I was considering investing in another Ultrabreeze suit when I came across the Sentinel Pro 3D from Old Castle Farm Hives at the BBKA Spring Convention Trade Fair. I’d read about the “virtually sting proof suit” on the BBC news website, but no reviews or testimonials (which I tend to rely on). At £130, from a UK supplier (so no shipping taxes) it was an attractive alternative, with a similar vented 3 layer mesh as the Utrabreeze. I liked the colour (grey) and look of the suit – more structured than standard suits and an almost futuristic design. I hummed and hawed until Ian Roberts – the Welsh beekeeper behind the design asked if I’d like to try one on. Ladies and gents….the minute I got into the suit it was sold! SO, so comfy and so lightweight; I could move and bend easily, and felt the breeze through the suit. I caught a glimpse of my reflection and could not believe that I looked person shaped (rather than cuddly toy shaped) and that I even had a waist! I brought 2 of them, and my partner brought one too. He’s delighted that we look like a pair of astronauts.
I’m happy to report the suit has performed brilliantly, and is easy to pack and transport (in a rucksack) on my back without making me look like a turtle on wheels. It washes and dries well, though I suspect stains may persist. It has really good pockets, well positioned, and the breast pockets have zips – which is excellent as I’m forever fishing adventurous bees from my pockets on other suits. There’s even a pocket for my trusty Epipen. The zips at the ankles are quite short; while the UltraBreeze has zips that run from the ankle to the waist. The Epipen cannot be used through the mesh fabric of either suit owing to the thickness, so in the event of needing an epinephrine injection (in the mid thigh), the UltraBreeze is much easier to manage, and I think I’d have to climb out of the Sentinel.

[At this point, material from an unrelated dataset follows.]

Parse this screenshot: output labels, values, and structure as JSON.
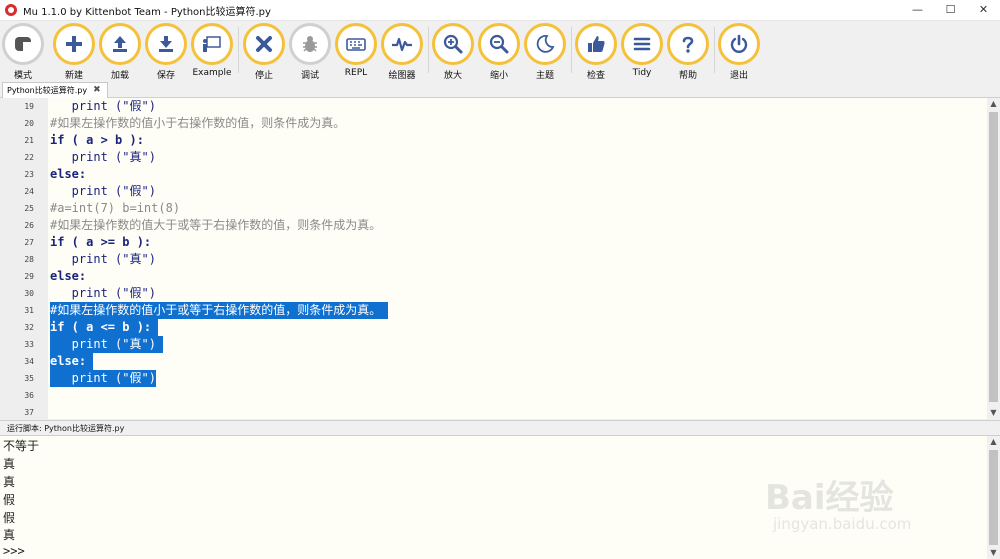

The hood design on the Sentinel is excellent. I tend to prefer the round shape traditional veil (not available from UltraBreeze) as I feel the mesh is kept away from my face better, and the back of my head and neck remain cooler. However, the Sentinel fencing style hood fits so well – it is shaped really well at the top of the head and sits very comfortably well in front of your nose; a cap underneath is not essential as with other hoods.
The UltraBreeze has Velcro fasteners at the wrists, while the Sentinel is just elasticated. I may add some Velcro to the Sentinel wrists so that I can use shorter gloves tucked in (I always double glove, with nitriles on top), but have been using long cuffed gloves for now. Old Castle Farm Hives also supply gloves- they are made of the same material as the suit on the top side, and leather on the palms. They seem to work well, and can be washed in the machine.
|UltraBreeze||Sentinel Pro 3D|
|Price||$259 (about £200)||£129.99|
|Weight||1.8kg approx||1.2kg approx|
|Fit||Good sizing guide|
Roomy fit all over, long legs
|Ian Roberts picked the right size for me|
Size guide online a bit confusing
Slimmer fitting on the legs
Much more roomy on the top
|Veil||Fencing style only|
(a bit cone head shaped!)
|Fencing style or round (interchangeable)|
Fencing style fits amazingly well
|Colour||White only||Grey or white|
|Pockets||Large, dry slowly, non closing||Well positioned, good size, breast pockets zip up, useful Epipen pocket on sleeve|
|Knees||–||Reinforced with patches|
|Fastening||Really good metal zips, robust|
Zips run from ankles to waist
Elasticated cuffs with Velcro at wrist
|Plastic zips, easy to use|
Elasticated wrists and ankles (a bit loose)
|Neckline||Round neck, comfortable||Shirt collars – not really necessary|
|Overall||A great suit, good quality|
Pricey, difficult to procure in the UK Heavy and bulky
|A great suit, stylish|
Excellent veil shape
Affordable, especially if you’re in the UK